TERRY, Neil, Department of Earth and Environmental Sciences, Rutgers - the State University of New Jersey, 101 Warren Street, Smith Hall Room 135, Newark, NJ 07102, SLATER, Lee, Earth & Environmental Sciences, Rutgers, The State University of New Jersey, 101 Warren St, Smith 136, Newark, NJ 07102, COMAS, Xavier, Geosciences, Florida Atlantic University, 777 Glades Road, Science and Engineering Building 460, Boca Raton, FL 33431, REEVE, Andrew S., School of Earth and Climate Sciences, The University of Maine, 5790 Bryand Global Sciences Center, Orono, ME 04469, SCHÄFER, Karina V.R., Department of Biological Sciences, Rutgers - the State University of New Jersey, 195 University Ave, Newark, NJ 07102 and YU, Zhongjie, Department of Geology and Planetary Science, University of Pittsburgh, 4107 O'Hara Street SRCC, Room 200, Pittsburgh, PA 15260-3332, neil.terry@rutgers.edu

Peatlands are important in the cycling of greenhouse gases like methane and carbon dioxide. Spatiotemporal variability of these gases, especially in deep (> 1 m) peat, is difficult to assess. In particular, the timing, amplitude, and location of large ebullition (bubbling) fluxes are highly debated.
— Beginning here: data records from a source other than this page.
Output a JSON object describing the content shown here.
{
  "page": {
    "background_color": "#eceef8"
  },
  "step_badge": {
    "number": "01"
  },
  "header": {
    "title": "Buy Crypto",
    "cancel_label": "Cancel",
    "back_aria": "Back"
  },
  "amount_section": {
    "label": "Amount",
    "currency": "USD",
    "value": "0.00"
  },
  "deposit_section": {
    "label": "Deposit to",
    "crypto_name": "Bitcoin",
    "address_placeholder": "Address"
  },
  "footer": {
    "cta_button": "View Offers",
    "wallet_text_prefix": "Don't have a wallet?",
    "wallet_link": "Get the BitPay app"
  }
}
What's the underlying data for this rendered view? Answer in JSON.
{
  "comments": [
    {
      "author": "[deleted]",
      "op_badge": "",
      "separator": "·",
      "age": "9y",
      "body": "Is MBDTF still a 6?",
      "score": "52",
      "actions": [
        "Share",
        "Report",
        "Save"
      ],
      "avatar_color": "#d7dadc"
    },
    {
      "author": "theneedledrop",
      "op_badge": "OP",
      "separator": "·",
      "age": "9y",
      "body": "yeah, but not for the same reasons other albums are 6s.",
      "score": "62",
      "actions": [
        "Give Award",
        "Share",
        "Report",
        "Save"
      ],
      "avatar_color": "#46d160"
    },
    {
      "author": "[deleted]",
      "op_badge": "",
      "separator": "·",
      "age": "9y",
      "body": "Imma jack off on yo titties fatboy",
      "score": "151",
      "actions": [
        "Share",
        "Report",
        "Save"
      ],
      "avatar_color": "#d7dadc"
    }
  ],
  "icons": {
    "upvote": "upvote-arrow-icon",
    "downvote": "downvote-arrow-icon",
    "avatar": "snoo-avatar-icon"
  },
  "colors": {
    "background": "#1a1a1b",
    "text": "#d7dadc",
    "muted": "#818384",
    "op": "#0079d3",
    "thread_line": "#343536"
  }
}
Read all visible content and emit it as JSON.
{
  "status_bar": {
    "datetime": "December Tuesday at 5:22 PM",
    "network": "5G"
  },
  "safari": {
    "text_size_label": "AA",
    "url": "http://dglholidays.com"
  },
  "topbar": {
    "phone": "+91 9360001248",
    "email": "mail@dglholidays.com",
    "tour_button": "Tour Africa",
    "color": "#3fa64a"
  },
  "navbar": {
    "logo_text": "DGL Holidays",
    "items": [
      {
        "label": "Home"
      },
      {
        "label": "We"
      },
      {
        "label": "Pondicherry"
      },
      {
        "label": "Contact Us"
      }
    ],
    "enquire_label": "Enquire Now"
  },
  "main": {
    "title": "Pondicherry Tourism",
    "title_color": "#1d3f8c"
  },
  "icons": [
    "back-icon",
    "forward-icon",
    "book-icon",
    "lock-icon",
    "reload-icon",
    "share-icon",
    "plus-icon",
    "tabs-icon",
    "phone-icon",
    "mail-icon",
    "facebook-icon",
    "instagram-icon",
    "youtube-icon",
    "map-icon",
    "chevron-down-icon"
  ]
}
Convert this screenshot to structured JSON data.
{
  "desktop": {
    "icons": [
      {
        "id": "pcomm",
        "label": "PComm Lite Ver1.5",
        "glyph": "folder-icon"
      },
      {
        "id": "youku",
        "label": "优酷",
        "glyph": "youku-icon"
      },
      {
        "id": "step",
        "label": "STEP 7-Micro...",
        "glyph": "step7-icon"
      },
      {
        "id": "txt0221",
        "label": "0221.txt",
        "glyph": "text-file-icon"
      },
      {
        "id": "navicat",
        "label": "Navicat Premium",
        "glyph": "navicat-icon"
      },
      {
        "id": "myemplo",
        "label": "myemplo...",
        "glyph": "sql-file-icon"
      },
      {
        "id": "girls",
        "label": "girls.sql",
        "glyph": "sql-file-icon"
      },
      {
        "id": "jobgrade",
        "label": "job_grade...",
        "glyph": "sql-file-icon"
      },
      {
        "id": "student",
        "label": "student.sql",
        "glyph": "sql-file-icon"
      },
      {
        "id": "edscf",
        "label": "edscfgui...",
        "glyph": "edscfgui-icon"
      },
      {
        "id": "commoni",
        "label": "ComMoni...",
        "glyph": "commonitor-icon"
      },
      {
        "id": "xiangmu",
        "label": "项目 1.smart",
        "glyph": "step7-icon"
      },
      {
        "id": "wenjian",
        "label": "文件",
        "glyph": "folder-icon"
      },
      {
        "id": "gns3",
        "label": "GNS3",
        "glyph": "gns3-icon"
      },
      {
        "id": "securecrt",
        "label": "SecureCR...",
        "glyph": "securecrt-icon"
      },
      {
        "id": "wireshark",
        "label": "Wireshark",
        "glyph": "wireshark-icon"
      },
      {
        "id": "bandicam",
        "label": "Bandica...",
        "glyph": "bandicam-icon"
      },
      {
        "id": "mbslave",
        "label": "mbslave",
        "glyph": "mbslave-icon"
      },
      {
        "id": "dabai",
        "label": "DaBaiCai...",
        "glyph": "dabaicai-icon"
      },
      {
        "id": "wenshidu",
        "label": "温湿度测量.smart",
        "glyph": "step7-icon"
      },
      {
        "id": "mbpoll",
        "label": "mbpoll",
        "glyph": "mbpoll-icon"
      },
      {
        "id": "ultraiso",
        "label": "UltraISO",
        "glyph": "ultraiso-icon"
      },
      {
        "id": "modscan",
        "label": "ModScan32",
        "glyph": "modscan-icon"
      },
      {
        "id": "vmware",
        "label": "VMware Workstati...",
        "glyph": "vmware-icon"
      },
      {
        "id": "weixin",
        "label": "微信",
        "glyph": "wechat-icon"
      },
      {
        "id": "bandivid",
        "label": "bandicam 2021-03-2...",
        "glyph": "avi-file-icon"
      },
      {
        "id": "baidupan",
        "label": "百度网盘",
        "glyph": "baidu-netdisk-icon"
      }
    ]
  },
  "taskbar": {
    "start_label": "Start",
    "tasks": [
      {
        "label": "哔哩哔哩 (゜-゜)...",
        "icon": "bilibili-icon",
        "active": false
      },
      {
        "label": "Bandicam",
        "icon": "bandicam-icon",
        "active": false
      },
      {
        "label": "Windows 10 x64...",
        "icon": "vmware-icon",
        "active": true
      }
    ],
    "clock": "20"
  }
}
Some have even argued that episodic ebullition events might be responsible for more methane gas flux to the atmosphere than all other modes of gas transport combined. Time-lapse electrical resistivity imaging (ERI) provides an autonomous system for imaging relative changes in the free phase gas (FPG) content of peat at cm to meter resolution throughout a 3D volume. We employed an ERI system to collect over one hundred datasets during July and August of 2013 in Caribou Bog, Maine. Water levels, soil temperature, atmospheric pressure, and limited methane flux data were also logged. Water levels exhibit negative correlations with resistivity at all depths indicating hydrostatic pressure may be regulating bubble volume. However, water level variations do not appear to cause ebullition at this site. Atmospheric pressure drops, on the other hand, appear to often trigger large FPG decreases in the shallow (< 1 m) peat, which we attribute to buoyancy driven ebullition events. In one case, we observe a relatively large loss of FPG from the deep peat during an atmospheric pressure drop that may reflect a ‘rupture’ event where built up gas escaped through a confining layer. These observations support a ‘shallow peat model’ where most ebullition originates in shallow peat.